◆ **TASK TO CARRY OUT**: The answer must be every line of the records in which the string "time" appears.

◆ **RECORDS PROVIDED**:

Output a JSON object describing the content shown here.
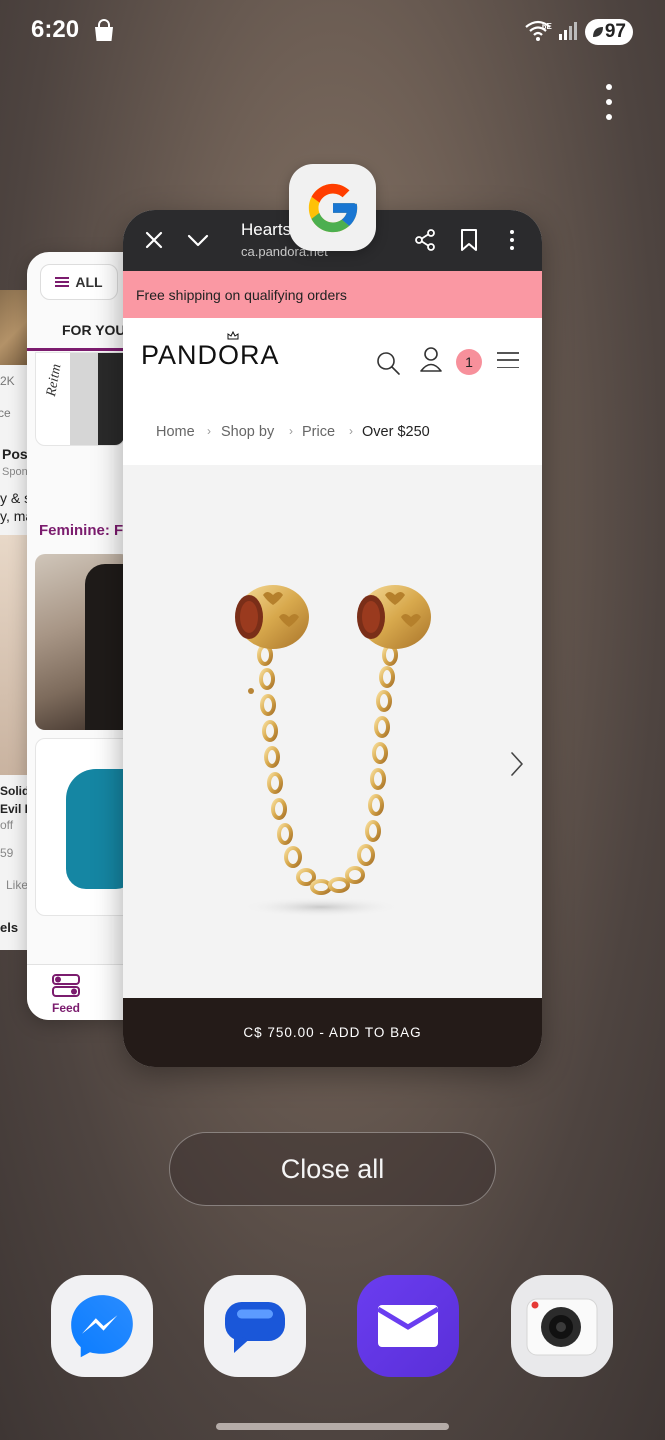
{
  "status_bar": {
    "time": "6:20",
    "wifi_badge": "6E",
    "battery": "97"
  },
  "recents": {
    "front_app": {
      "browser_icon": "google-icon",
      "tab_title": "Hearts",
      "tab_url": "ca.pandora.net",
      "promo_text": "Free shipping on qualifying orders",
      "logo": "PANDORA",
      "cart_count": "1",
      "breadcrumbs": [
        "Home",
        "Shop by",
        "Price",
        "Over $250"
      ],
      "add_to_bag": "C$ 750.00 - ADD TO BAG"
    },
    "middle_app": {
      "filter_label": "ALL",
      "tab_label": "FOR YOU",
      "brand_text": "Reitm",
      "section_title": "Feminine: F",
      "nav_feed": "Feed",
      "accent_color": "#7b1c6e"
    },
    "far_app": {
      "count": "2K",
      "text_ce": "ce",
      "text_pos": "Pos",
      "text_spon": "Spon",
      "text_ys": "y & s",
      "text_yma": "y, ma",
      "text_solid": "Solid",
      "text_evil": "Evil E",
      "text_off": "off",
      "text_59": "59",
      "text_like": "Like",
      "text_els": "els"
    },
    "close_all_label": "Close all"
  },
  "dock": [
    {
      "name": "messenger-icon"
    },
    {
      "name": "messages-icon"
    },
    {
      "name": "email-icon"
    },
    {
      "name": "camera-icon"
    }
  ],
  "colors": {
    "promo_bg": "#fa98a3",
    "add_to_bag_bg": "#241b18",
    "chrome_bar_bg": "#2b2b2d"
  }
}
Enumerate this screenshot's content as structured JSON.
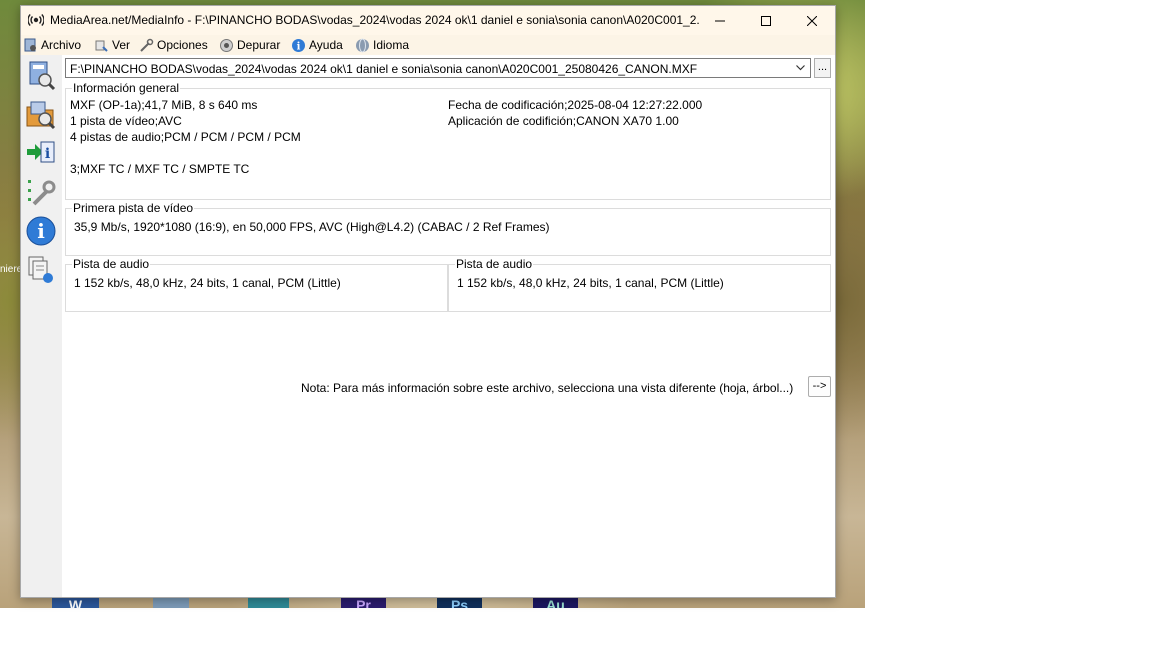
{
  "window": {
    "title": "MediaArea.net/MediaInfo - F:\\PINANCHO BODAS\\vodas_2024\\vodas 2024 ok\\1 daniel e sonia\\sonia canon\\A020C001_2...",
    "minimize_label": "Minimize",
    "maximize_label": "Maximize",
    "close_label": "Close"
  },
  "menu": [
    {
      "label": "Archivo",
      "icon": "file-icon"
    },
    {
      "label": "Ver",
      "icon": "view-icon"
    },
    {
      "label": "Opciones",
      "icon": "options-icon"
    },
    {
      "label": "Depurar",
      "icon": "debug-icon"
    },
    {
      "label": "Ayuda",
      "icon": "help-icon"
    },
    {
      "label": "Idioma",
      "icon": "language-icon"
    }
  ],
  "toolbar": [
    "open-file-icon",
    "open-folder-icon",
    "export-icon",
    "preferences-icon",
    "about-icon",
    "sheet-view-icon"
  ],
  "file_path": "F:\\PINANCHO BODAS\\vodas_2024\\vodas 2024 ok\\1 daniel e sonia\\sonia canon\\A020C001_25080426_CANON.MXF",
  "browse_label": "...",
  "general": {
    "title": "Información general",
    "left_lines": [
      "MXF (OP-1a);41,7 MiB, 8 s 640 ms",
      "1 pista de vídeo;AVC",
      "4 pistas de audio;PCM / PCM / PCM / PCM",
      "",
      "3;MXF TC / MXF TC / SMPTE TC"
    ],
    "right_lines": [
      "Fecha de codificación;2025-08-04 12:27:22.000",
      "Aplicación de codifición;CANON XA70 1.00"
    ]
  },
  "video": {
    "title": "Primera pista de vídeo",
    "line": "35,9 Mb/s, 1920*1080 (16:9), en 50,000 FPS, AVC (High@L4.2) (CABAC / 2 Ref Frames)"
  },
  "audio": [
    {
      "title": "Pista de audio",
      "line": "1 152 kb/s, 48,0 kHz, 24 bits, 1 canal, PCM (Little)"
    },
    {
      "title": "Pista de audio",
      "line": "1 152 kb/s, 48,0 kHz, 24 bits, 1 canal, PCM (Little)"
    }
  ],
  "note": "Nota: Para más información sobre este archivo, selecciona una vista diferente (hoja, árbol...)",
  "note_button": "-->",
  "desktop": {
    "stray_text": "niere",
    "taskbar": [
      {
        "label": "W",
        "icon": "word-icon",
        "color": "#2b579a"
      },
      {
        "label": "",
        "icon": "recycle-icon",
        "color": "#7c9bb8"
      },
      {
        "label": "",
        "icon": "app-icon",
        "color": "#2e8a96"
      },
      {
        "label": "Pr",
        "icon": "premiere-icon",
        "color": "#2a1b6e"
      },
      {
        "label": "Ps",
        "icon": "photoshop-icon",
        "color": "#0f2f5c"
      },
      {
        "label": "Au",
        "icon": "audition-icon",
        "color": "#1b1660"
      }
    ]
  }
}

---

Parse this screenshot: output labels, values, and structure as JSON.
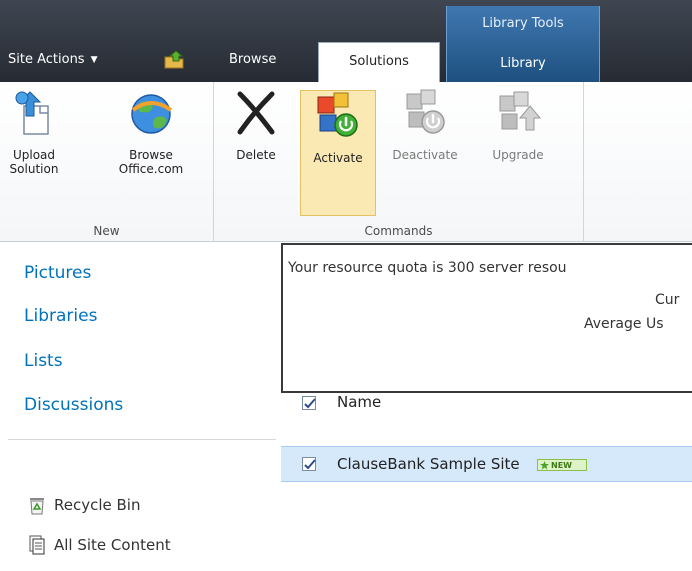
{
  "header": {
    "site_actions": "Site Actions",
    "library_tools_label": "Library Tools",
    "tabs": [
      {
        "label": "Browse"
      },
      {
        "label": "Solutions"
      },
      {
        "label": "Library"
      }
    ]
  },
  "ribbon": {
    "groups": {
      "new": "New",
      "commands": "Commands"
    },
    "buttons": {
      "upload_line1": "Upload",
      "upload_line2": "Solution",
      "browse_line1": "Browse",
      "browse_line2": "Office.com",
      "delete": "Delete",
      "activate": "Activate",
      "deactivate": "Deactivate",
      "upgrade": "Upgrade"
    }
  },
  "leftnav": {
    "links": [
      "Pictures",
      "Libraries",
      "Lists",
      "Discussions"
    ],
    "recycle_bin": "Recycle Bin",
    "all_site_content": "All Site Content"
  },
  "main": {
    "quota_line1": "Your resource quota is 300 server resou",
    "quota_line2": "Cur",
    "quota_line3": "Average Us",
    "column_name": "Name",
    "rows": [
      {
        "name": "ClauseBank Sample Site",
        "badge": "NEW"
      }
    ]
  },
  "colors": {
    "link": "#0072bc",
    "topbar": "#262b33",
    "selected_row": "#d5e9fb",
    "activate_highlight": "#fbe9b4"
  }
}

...

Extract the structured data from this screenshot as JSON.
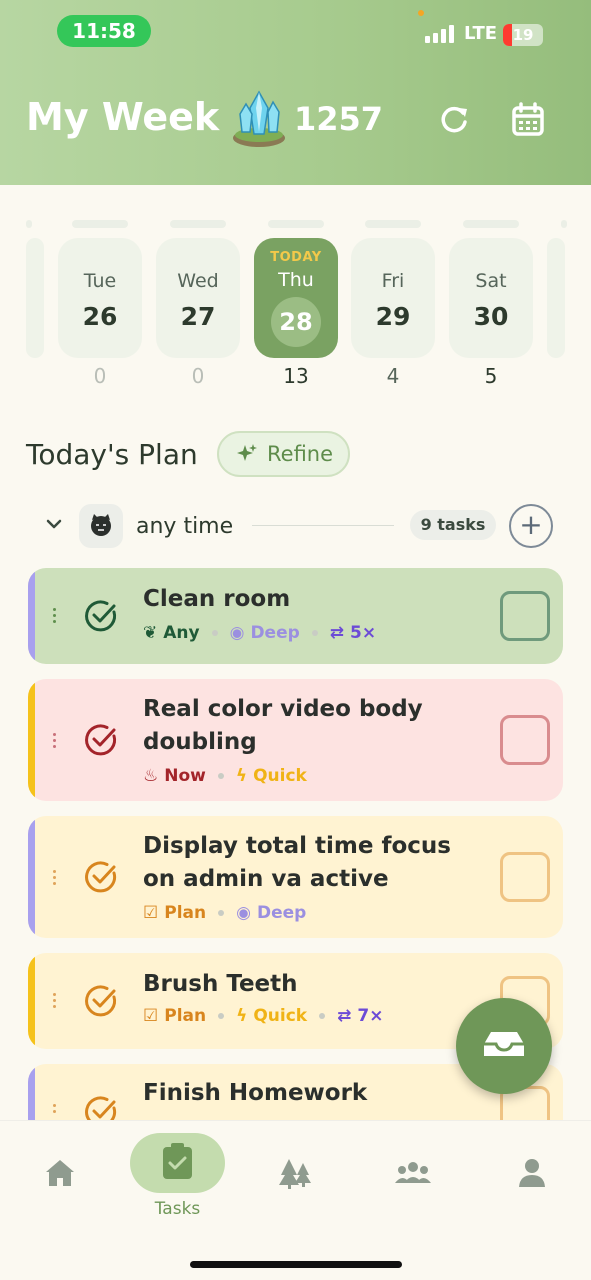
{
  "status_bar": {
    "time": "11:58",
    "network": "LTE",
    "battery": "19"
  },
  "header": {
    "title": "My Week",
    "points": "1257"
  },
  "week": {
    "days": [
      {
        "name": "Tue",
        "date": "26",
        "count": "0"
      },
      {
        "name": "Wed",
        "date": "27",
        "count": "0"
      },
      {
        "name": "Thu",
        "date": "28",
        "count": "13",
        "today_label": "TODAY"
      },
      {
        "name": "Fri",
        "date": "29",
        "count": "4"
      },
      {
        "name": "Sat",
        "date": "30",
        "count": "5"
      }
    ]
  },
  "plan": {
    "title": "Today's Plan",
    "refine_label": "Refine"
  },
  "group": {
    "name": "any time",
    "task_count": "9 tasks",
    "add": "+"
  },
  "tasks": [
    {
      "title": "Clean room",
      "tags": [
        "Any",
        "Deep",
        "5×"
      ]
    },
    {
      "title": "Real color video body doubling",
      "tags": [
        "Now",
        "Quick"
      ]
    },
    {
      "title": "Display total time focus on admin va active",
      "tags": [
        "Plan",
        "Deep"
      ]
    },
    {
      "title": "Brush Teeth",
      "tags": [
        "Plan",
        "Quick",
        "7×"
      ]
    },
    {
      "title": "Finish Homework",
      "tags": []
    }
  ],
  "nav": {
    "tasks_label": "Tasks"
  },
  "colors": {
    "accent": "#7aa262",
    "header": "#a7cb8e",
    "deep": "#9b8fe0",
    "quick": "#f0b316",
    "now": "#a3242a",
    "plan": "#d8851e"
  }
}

◆ **RESPONSE TO THIS EXERCISE**:
    "time": "6:20",
    "time": "11:58",
    "name": "any time",
      "title": "Display total time focus on admin va active",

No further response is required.